Available records Start Marker
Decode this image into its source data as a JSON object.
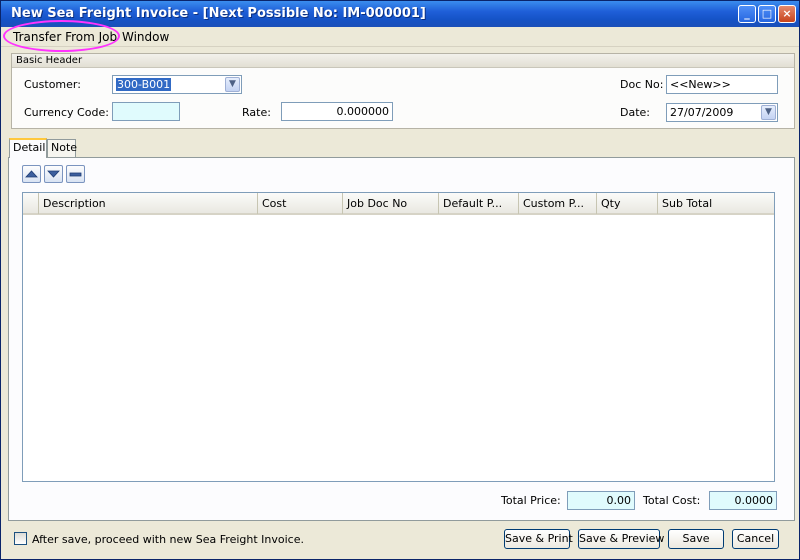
{
  "window": {
    "title": "New Sea Freight Invoice  - [Next Possible No: IM-000001]",
    "minimize": "_",
    "maximize": "□",
    "close": "×"
  },
  "menu": {
    "transfer_from_job": "Transfer From Job",
    "window": "Window"
  },
  "header": {
    "group_title": "Basic Header",
    "customer_label": "Customer:",
    "customer_value": "300-B001",
    "currency_label": "Currency Code:",
    "currency_value": "",
    "rate_label": "Rate:",
    "rate_value": "0.000000",
    "docno_label": "Doc No:",
    "docno_value": "<<New>>",
    "date_label": "Date:",
    "date_value": "27/07/2009"
  },
  "tabs": {
    "detail": "Detail",
    "note": "Note"
  },
  "grid": {
    "columns": [
      "",
      "Description",
      "Cost",
      "Job Doc No",
      "Default P...",
      "Custom P...",
      "Qty",
      "Sub Total"
    ]
  },
  "totals": {
    "total_price_label": "Total Price:",
    "total_price_value": "0.00",
    "total_cost_label": "Total Cost:",
    "total_cost_value": "0.0000"
  },
  "footer": {
    "checkbox_label": "After save, proceed with new Sea Freight Invoice.",
    "save_print": "Save & Print",
    "save_preview": "Save & Preview",
    "save": "Save",
    "cancel": "Cancel"
  },
  "colors": {
    "titlebar": "#1f5fd8",
    "highlight": "#ff33ff",
    "readonly_field": "#e0fbfd"
  }
}
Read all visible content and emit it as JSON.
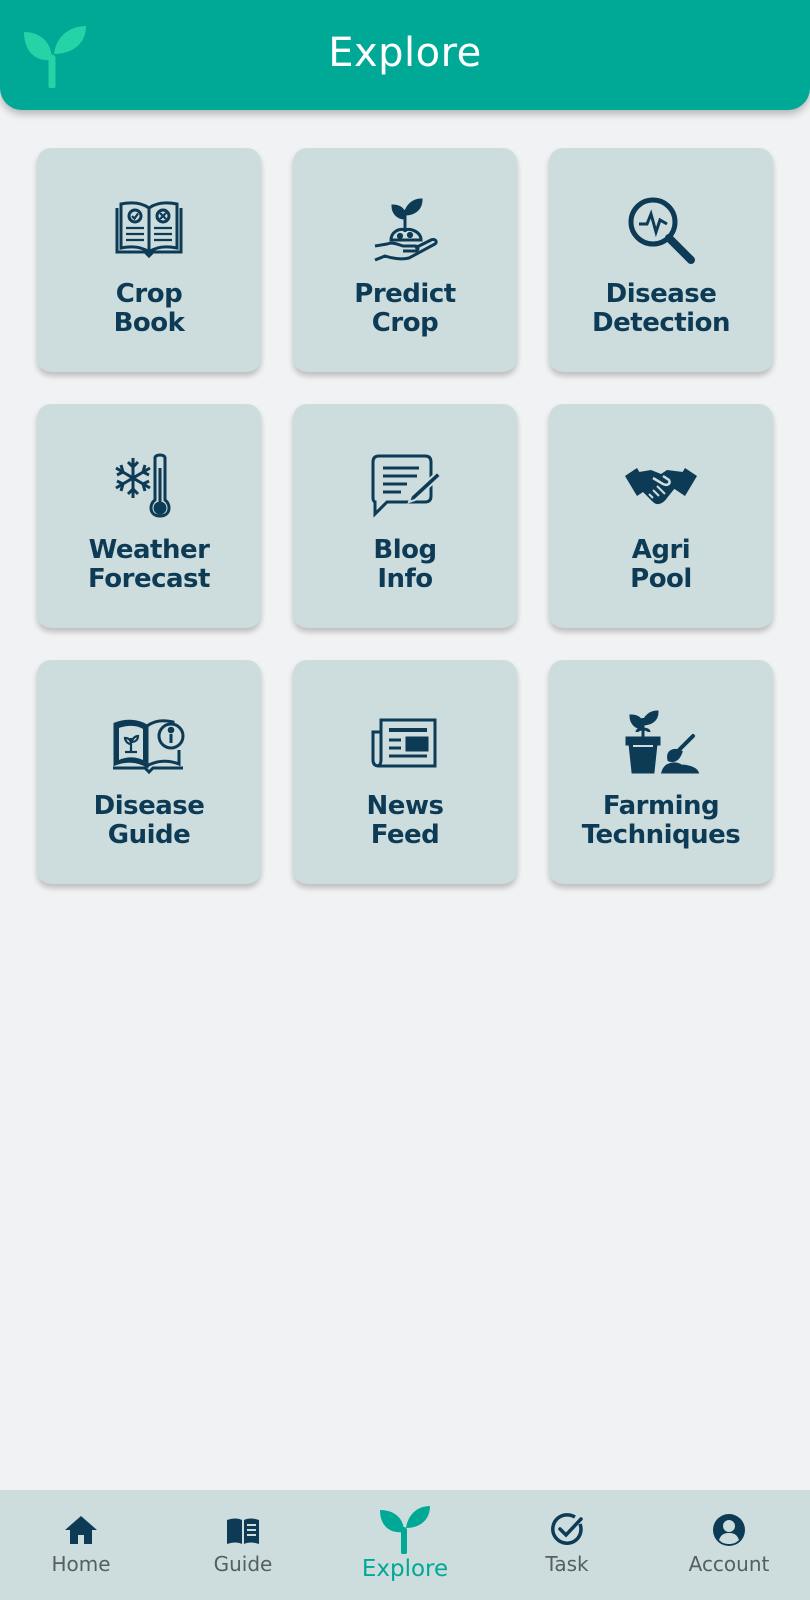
{
  "header": {
    "title": "Explore",
    "logo_icon": "sprout-icon"
  },
  "colors": {
    "brand": "#00a896",
    "tile_bg": "#cddcdd",
    "tile_text": "#0d3b55",
    "page_bg": "#f1f2f4",
    "nav_inactive": "#555e66"
  },
  "tiles": [
    {
      "line1": "Crop",
      "line2": "Book",
      "icon": "open-book-icon"
    },
    {
      "line1": "Predict",
      "line2": "Crop",
      "icon": "hand-plant-icon"
    },
    {
      "line1": "Disease",
      "line2": "Detection",
      "icon": "magnifier-pulse-icon"
    },
    {
      "line1": "Weather",
      "line2": "Forecast",
      "icon": "snow-thermometer-icon"
    },
    {
      "line1": "Blog",
      "line2": "Info",
      "icon": "message-pen-icon"
    },
    {
      "line1": "Agri",
      "line2": "Pool",
      "icon": "handshake-icon"
    },
    {
      "line1": "Disease",
      "line2": "Guide",
      "icon": "book-info-icon"
    },
    {
      "line1": "News",
      "line2": "Feed",
      "icon": "newspaper-icon"
    },
    {
      "line1": "Farming",
      "line2": "Techniques",
      "icon": "pot-trowel-icon"
    }
  ],
  "bottom_nav": [
    {
      "label": "Home",
      "icon": "home-icon",
      "active": false
    },
    {
      "label": "Guide",
      "icon": "book-icon",
      "active": false
    },
    {
      "label": "Explore",
      "icon": "sprout-icon",
      "active": true
    },
    {
      "label": "Task",
      "icon": "check-circle-icon",
      "active": false
    },
    {
      "label": "Account",
      "icon": "account-circle-icon",
      "active": false
    }
  ]
}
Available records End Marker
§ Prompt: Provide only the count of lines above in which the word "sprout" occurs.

§ Written solution: 2